Never mind that the entire modern world has been happily shooting with the 2.8 wide angle zoom lenses for the last 15 years or so. Or that the fact that you can push sensors to ISO 1600 obviates much of the need for large aperture lenses. Or the fact that a large aperture zoom (or prime) would be huge and completely defeat the purpose of the entire machine.
Finally, there are more minor pieces of whining about how the AF is not phase detect (again, no mirror box) or how the LCD is second rate, or how it doesn’t come in black.
So, to summarize, what the real camera dork wants is a black camera with the viewfinder of an EOS-1Ds, a zoom lens the size of the Nikon 14-24/2.8, a full frame 35mm sensor, and a body the size of a Leica M6. That shouldn’t be hard, what do these camera engineers do all day anyway?
I’m here to say, ignore all of this.
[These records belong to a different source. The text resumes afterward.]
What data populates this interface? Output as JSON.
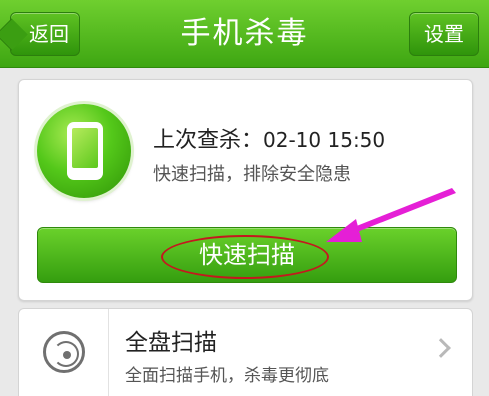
{
  "header": {
    "title": "手机杀毒",
    "back_label": "返回",
    "settings_label": "设置"
  },
  "status": {
    "last_scan_label": "上次查杀：",
    "last_scan_time": "02-10 15:50",
    "subtitle": "快速扫描，排除安全隐患",
    "quick_scan_label": "快速扫描"
  },
  "list": {
    "items": [
      {
        "title": "全盘扫描",
        "subtitle": "全面扫描手机，杀毒更彻底",
        "icon": "radar-icon"
      }
    ]
  },
  "colors": {
    "brand_green": "#3ea612",
    "annotation_red": "#c4181e",
    "annotation_magenta": "#e51fd6"
  }
}
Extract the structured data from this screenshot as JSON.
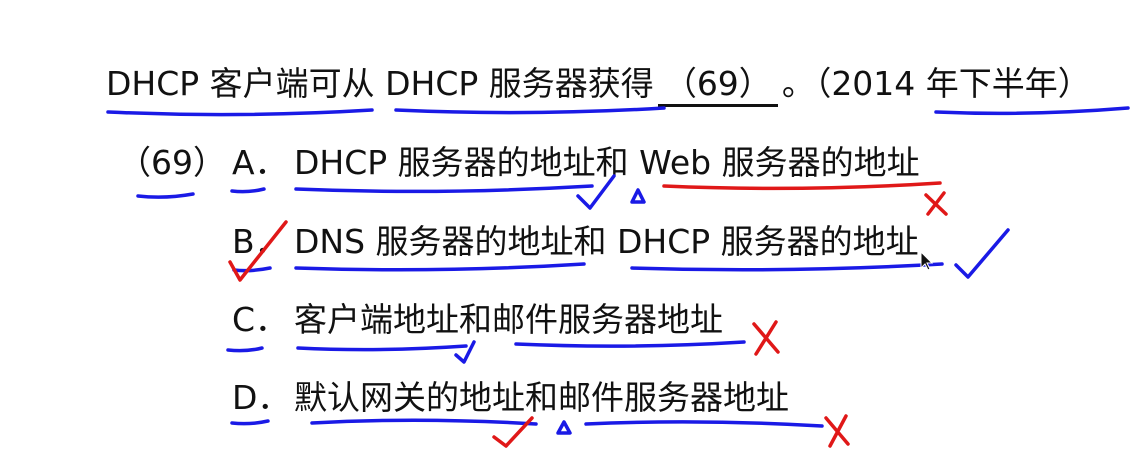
{
  "question": {
    "prefix": "DHCP 客户端可从 DHCP 服务器获得",
    "blank": "（69）",
    "suffix": "。（2014 年下半年）"
  },
  "qnum": "（69）",
  "options": [
    {
      "letter": "A．",
      "text": "DHCP 服务器的地址和 Web 服务器的地址"
    },
    {
      "letter": "B．",
      "text": "DNS 服务器的地址和 DHCP 服务器的地址"
    },
    {
      "letter": "C．",
      "text": "客户端地址和邮件服务器地址"
    },
    {
      "letter": "D．",
      "text": "默认网关的地址和邮件服务器地址"
    }
  ],
  "colors": {
    "blue_ink": "#1a1ae6",
    "red_ink": "#e01818",
    "text": "#111111"
  }
}
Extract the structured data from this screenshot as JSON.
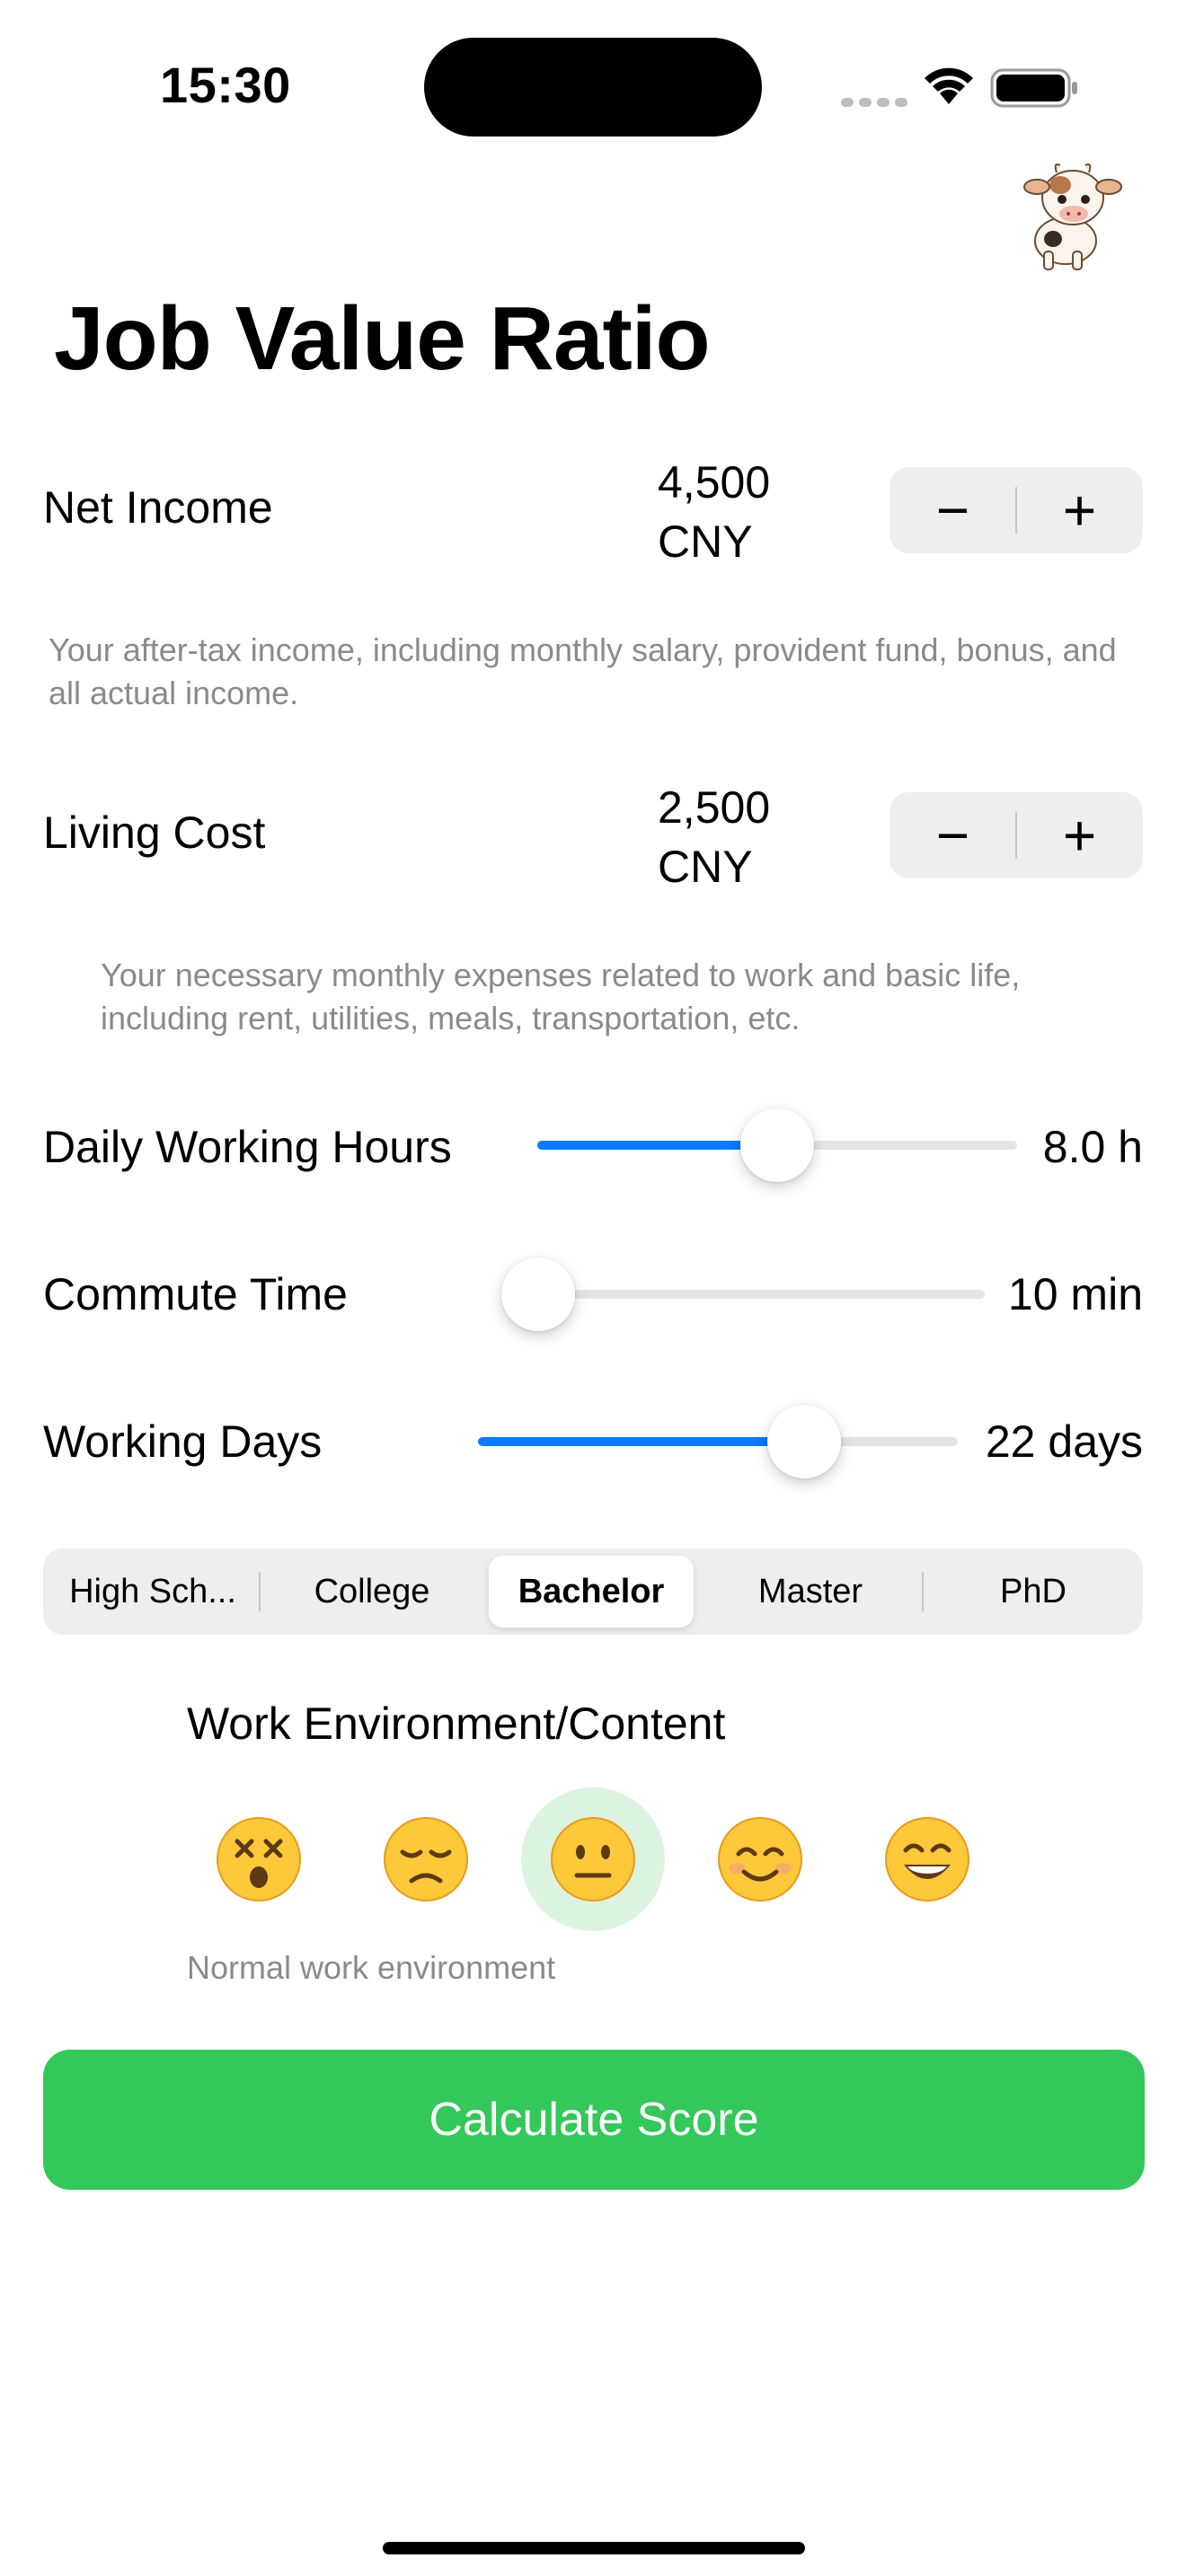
{
  "status_bar": {
    "time": "15:30"
  },
  "title": "Job Value Ratio",
  "net_income": {
    "label": "Net Income",
    "value_line1": "4,500",
    "value_line2": "CNY",
    "helper": "Your after-tax income, including monthly salary, provident fund, bonus, and all actual income.",
    "minus": "−",
    "plus": "+"
  },
  "living_cost": {
    "label": "Living Cost",
    "value_line1": "2,500",
    "value_line2": "CNY",
    "helper": "Your necessary monthly expenses related to work and basic life, including rent, utilities, meals, transportation, etc.",
    "minus": "−",
    "plus": "+"
  },
  "sliders": {
    "working_hours": {
      "label": "Daily Working Hours",
      "value": "8.0 h",
      "fraction": 0.5
    },
    "commute": {
      "label": "Commute Time",
      "value": "10 min",
      "fraction": 0.07
    },
    "working_days": {
      "label": "Working Days",
      "value": "22 days",
      "fraction": 0.68
    }
  },
  "education": {
    "options": [
      "High Sch...",
      "College",
      "Bachelor",
      "Master",
      "PhD"
    ],
    "selected": "Bachelor"
  },
  "environment": {
    "title": "Work Environment/Content",
    "options": [
      "dizzy-face",
      "disappointed-face",
      "neutral-face",
      "smiling-face",
      "grinning-face"
    ],
    "selected": "neutral-face",
    "caption": "Normal work environment"
  },
  "calculate_button": "Calculate Score",
  "colors": {
    "accent": "#0a7aff",
    "button_green": "#34c75a",
    "selected_emoji_bg": "#dcf3e0"
  }
}
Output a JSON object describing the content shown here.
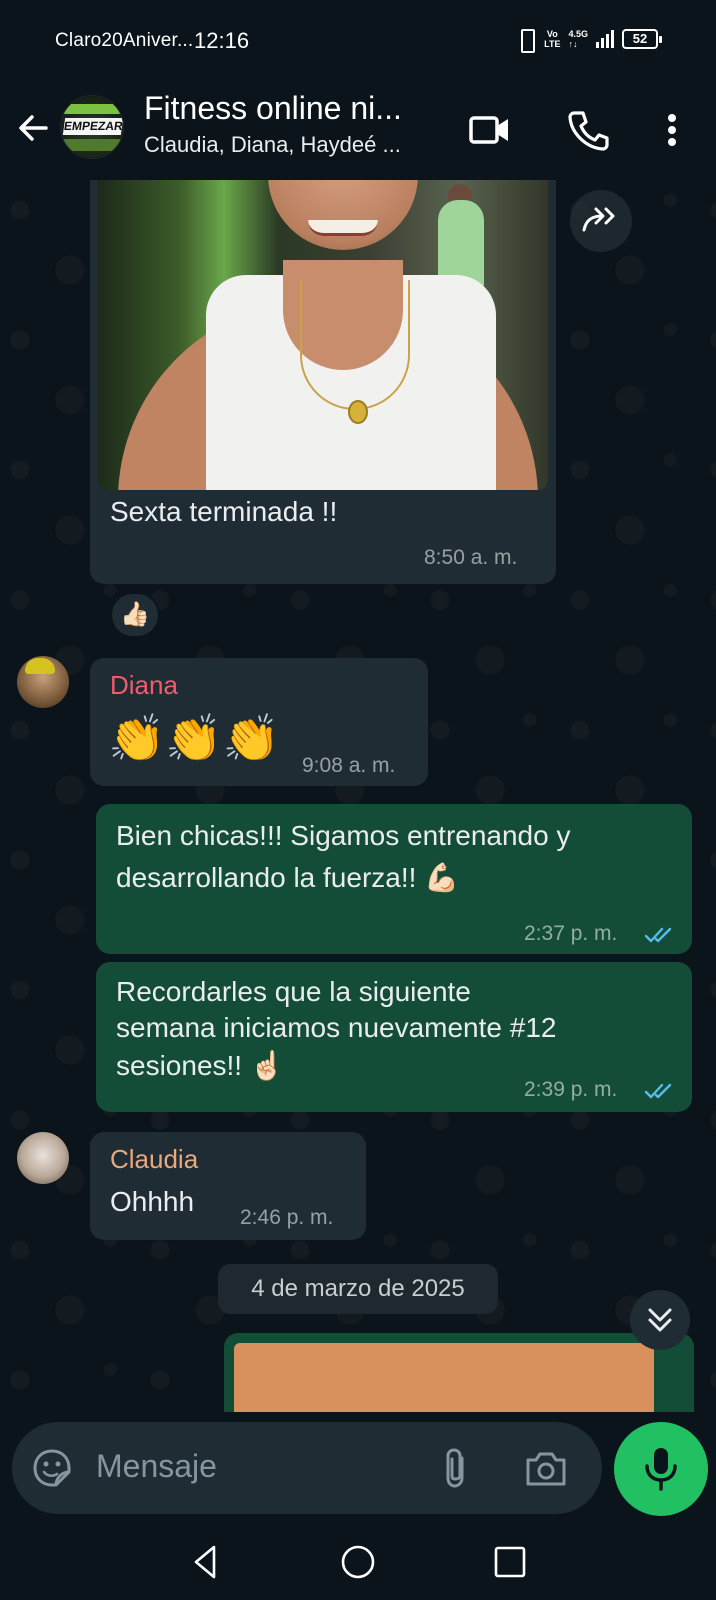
{
  "status_bar": {
    "carrier": "Claro20Aniver...",
    "time": "12:16",
    "volte_top": "Vo",
    "volte_bottom": "LTE",
    "network_top": "4.5G",
    "network_bottom": "↑↓",
    "battery": "52"
  },
  "header": {
    "back_icon": "arrow-left-icon",
    "group_name": "Fitness online  ni...",
    "members": "Claudia, Diana, Haydeé ...",
    "avatar_text": "EMPEZAR",
    "video_icon": "video-camera-icon",
    "call_icon": "phone-icon",
    "menu_icon": "more-vertical-icon"
  },
  "messages": [
    {
      "type": "incoming-image",
      "caption": "Sexta terminada !!",
      "time": "8:50 a. m.",
      "reaction": "👍🏻"
    },
    {
      "type": "incoming",
      "sender": "Diana",
      "sender_color": "#f15c6d",
      "text": "👏👏👏",
      "time": "9:08 a. m."
    },
    {
      "type": "outgoing",
      "text_line1": "Bien chicas!!! Sigamos entrenando y",
      "text_line2": "desarrollando la fuerza!! 💪🏻",
      "time": "2:37 p. m.",
      "status": "read"
    },
    {
      "type": "outgoing",
      "text_line1": "Recordarles que la siguiente",
      "text_line2": "semana iniciamos nuevamente #12",
      "text_line3": "sesiones!! ☝🏻",
      "time": "2:39 p. m.",
      "status": "read"
    },
    {
      "type": "incoming",
      "sender": "Claudia",
      "sender_color": "#e8a87c",
      "text": "Ohhhh",
      "time": "2:46 p. m."
    }
  ],
  "date_separator": "4 de marzo de 2025",
  "composer": {
    "placeholder": "Mensaje",
    "emoji_icon": "sticker-icon",
    "attach_icon": "paperclip-icon",
    "camera_icon": "camera-icon",
    "mic_icon": "microphone-icon"
  },
  "colors": {
    "background": "#0b141a",
    "incoming_bubble": "#202c33",
    "outgoing_bubble": "#144d37",
    "accent_green": "#21c063",
    "read_ticks": "#53bdeb"
  },
  "nav": {
    "back": "nav-back-icon",
    "home": "nav-home-icon",
    "recents": "nav-recents-icon"
  }
}
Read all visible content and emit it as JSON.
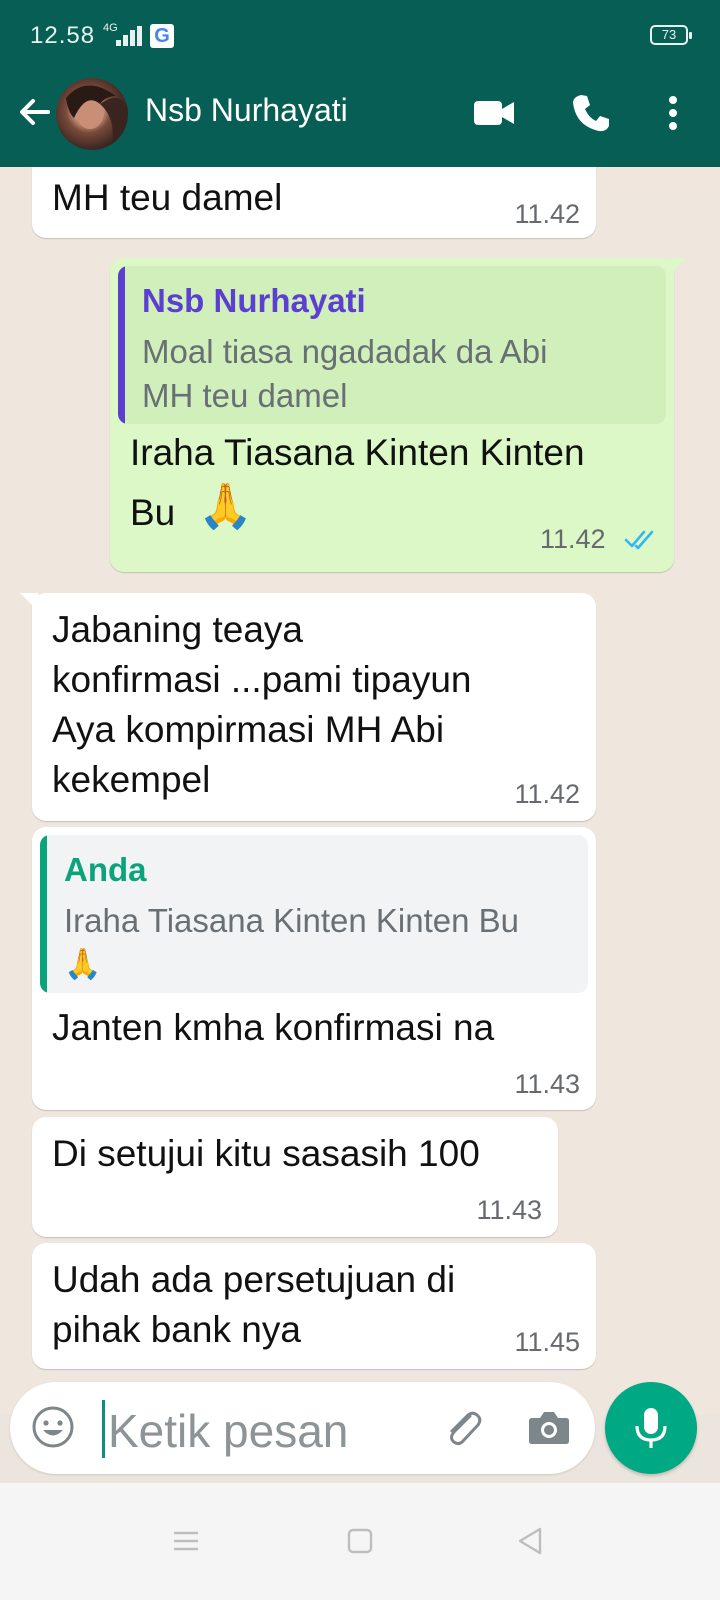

When this camera comes out you should go and try it for yourself. It’s not often that a company takes a risk listening to the enthusiast market the way Olympus has with this camera. They should be paid back for it. We should all be in the Amazon pre-order queue. Otherwise, we’re all just dorkier than thou.
The five optical viewfinder cameras that are decent are:
1. Leica M.
2. Those Canonet things from the 70s.
3. Konica Hexar AF.
4. Konica Hexar RF.
5. The Cosina RF cameras.
If I forgot your favorite viewfinder camera, accept my apologies. You were probably wrong about it anyway. I’m out of here.